While on hold I realise why. Aviva has written to me quoting the WRONG policy number. Accuracy is so important when it comes to insurance isn't it?
Now I'm speaking to Aviva's Charles, also in Glasgow. He's never heard of Mark B who has written to me, and although I ask for my call to be put through to a manager he still spends 15 minutes trying to read the notes himself. I tell him I will be writing to Aviva's Chief Executive, so I suggest he escalates my call.
Now I'm speaking to manager Valerie. I explain to Valerie that all I have tried to do is renew my policy. If I had not called about the missing vouchers Aviva would not have noticed their mistake and I would have been without insurance. 'That's why we record all the telephone calls' she says - 'for your protection'. In that case could you listen to all 5 of my calls and tell me what has gone so seriously wrong?' I ask.
Valerie promises that she will, and while she investigates the policy will remain in force. It's Wednesday and I'm still waiting to hear from Valerie. I'm not holding my breath...
On Monday another letter arrives from Aviva, this time it's headed 'OVERDUE DEBT - NO REMINDER WILL BE ISSUED'.
Now Aviva threaten that if I don't pay the premium by the 12th November they will cancel my policy.
Aviva - they certainly know how to write 'One of life's little dramas'.
So here's the big question - if Aviva can't renew my policy without a glitch, don't notice during 4 separate telephone calls they've made a mistake, get my policy number wrong in correspondence, lie about sending out vouchers and then threaten me with cancellation would you trust Aviva to look after your home?

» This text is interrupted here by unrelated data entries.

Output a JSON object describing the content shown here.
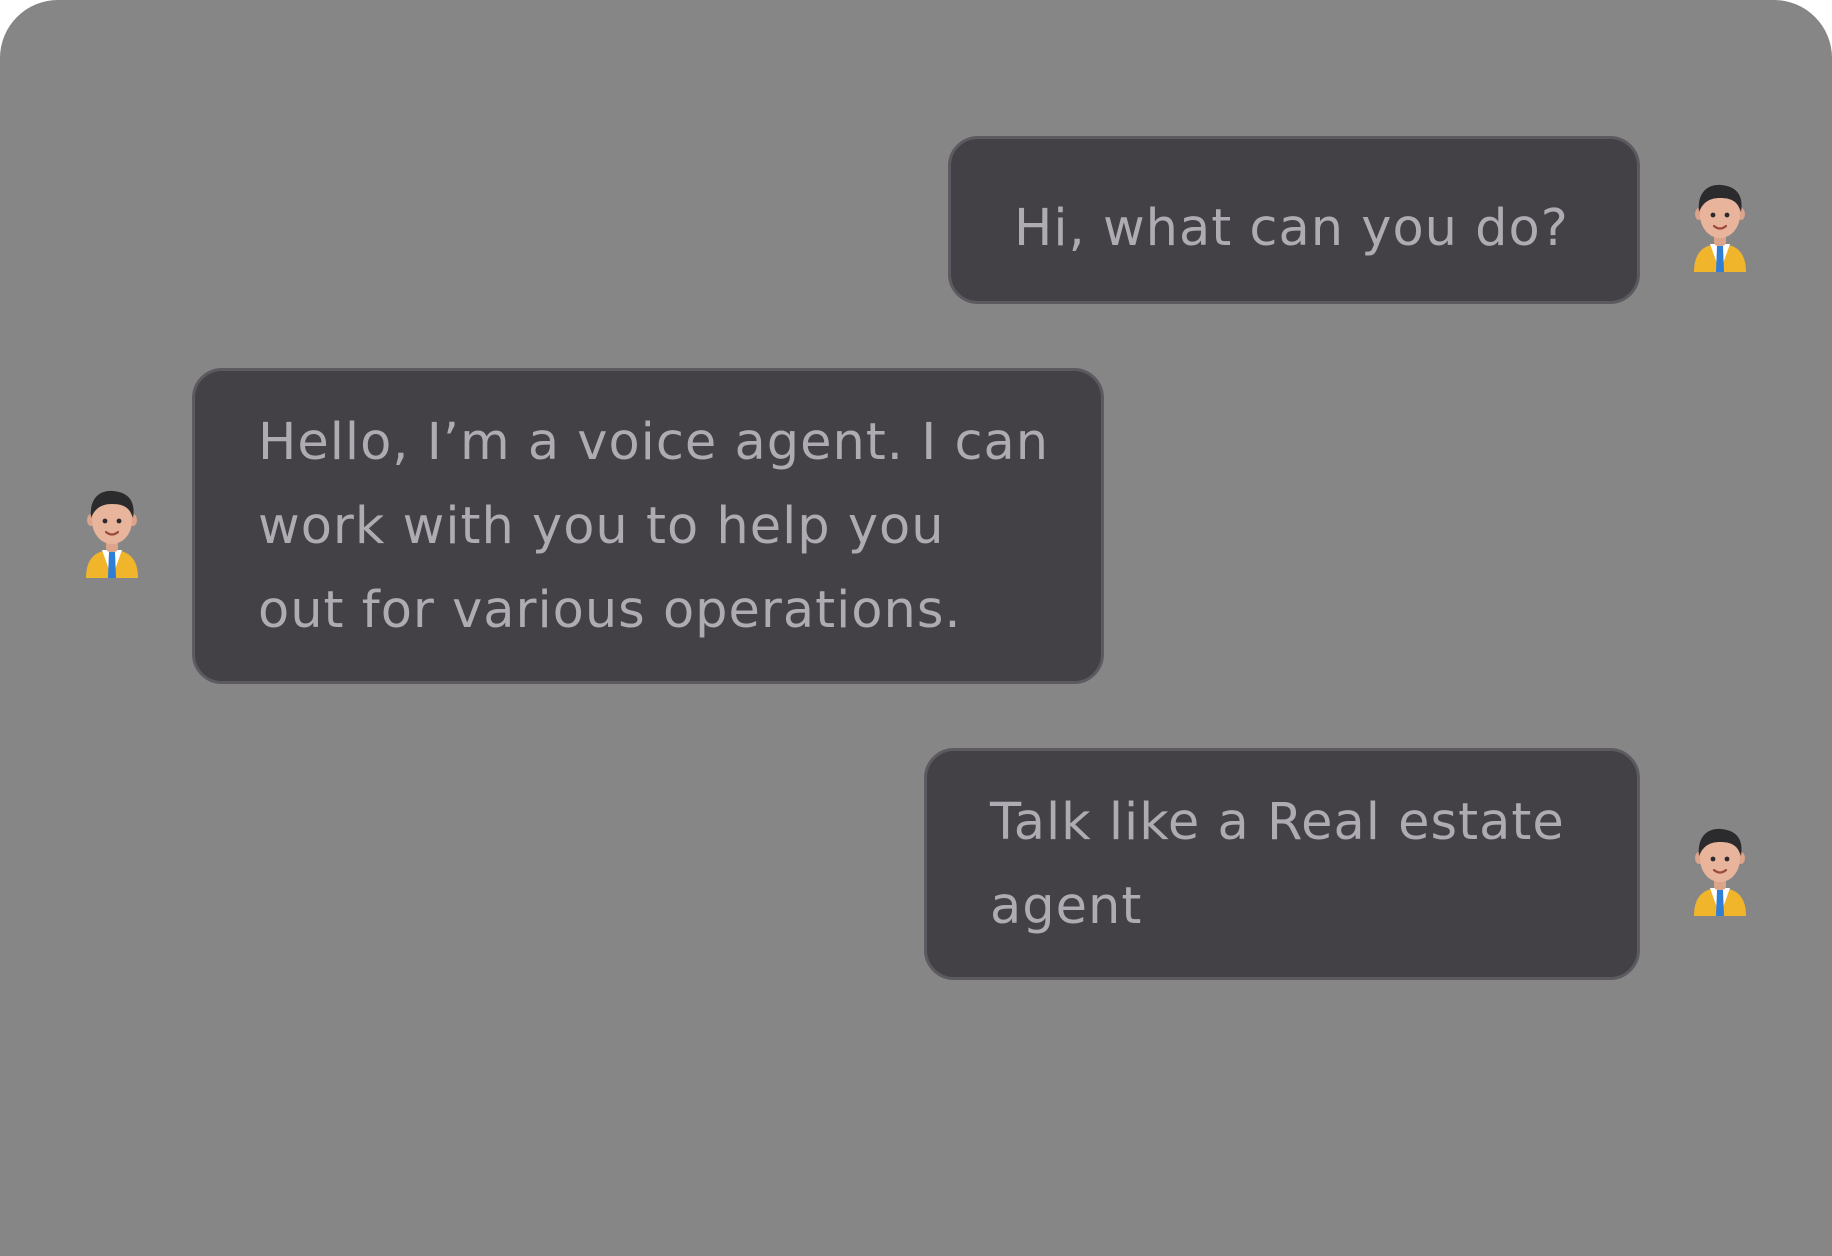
{
  "chat": {
    "messages": [
      {
        "sender": "user",
        "lines": [
          "Hi, what can you do?"
        ]
      },
      {
        "sender": "agent",
        "lines": [
          "Hello, I’m a voice agent. I can",
          "work with you to help you",
          "out for various operations."
        ]
      },
      {
        "sender": "user",
        "lines": [
          "Talk like a Real estate",
          "agent"
        ]
      }
    ],
    "avatar_icon": "person-avatar-icon"
  },
  "colors": {
    "background": "#868686",
    "bubble": "#434146",
    "bubble_border": "#5c5a60",
    "text": "#aeacb2",
    "jacket": "#f0b52b",
    "tie": "#2f7fd8"
  }
}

Now I'm emailing the script from my 'little drama' to Andrew Moss, Aviva's Chief Executive...perhaps he knows how this one ends?